__Work instructions__
Report every line in the records below that holds the word "grid".

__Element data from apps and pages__
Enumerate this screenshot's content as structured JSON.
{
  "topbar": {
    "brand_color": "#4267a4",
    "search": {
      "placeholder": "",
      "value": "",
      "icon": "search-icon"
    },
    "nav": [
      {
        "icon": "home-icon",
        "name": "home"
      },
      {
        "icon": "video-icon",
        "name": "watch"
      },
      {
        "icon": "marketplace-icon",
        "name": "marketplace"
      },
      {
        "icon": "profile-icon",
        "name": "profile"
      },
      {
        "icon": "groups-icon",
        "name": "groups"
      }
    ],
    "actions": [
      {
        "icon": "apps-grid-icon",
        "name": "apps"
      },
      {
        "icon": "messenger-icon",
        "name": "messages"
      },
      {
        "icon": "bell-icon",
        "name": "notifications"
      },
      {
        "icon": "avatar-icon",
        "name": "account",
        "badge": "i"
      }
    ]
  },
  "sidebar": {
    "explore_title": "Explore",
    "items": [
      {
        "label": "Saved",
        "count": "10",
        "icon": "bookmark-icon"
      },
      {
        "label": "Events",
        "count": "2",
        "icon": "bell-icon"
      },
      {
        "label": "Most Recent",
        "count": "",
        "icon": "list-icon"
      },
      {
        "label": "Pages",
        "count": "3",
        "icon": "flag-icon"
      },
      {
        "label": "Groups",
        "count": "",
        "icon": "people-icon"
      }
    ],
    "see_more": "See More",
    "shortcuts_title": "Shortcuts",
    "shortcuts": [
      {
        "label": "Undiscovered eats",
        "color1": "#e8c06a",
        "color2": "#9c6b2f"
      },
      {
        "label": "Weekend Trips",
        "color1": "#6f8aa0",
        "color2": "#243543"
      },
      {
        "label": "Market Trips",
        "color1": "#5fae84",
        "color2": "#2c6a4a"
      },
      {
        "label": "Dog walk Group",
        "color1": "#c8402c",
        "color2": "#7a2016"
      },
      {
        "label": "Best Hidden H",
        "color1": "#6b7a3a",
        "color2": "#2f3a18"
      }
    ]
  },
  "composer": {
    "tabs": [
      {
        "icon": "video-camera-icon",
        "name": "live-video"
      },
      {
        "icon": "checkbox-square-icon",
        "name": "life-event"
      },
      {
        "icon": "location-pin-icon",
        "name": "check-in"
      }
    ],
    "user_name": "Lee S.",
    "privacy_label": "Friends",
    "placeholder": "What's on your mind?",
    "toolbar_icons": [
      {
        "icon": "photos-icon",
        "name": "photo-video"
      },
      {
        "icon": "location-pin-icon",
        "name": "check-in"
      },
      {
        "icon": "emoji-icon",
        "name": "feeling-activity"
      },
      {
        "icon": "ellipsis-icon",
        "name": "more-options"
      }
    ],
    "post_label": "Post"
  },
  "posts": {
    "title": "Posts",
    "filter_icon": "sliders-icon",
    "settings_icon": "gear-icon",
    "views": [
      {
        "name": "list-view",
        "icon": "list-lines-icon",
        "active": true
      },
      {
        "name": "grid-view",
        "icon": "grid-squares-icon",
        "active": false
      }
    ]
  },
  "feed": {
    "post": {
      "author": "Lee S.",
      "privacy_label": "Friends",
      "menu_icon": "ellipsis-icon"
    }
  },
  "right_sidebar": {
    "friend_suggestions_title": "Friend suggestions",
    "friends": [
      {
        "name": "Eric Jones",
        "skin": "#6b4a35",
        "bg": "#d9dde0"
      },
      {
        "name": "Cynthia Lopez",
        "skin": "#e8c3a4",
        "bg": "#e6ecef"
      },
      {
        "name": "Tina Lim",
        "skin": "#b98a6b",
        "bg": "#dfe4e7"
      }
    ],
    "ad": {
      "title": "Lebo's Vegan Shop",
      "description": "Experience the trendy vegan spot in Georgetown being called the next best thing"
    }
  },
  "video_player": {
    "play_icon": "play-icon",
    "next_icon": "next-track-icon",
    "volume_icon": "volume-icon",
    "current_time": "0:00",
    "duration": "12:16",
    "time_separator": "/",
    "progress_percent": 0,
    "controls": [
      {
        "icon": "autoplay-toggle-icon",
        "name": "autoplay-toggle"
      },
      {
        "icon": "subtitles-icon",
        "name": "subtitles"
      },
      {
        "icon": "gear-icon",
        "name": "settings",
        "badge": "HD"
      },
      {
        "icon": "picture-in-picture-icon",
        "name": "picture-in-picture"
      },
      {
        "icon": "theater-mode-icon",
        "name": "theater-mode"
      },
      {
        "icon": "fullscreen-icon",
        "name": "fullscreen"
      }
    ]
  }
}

__Answer box__
        "icon": "apps-grid-icon",
        "name": "grid-view",
        "icon": "grid-squares-icon",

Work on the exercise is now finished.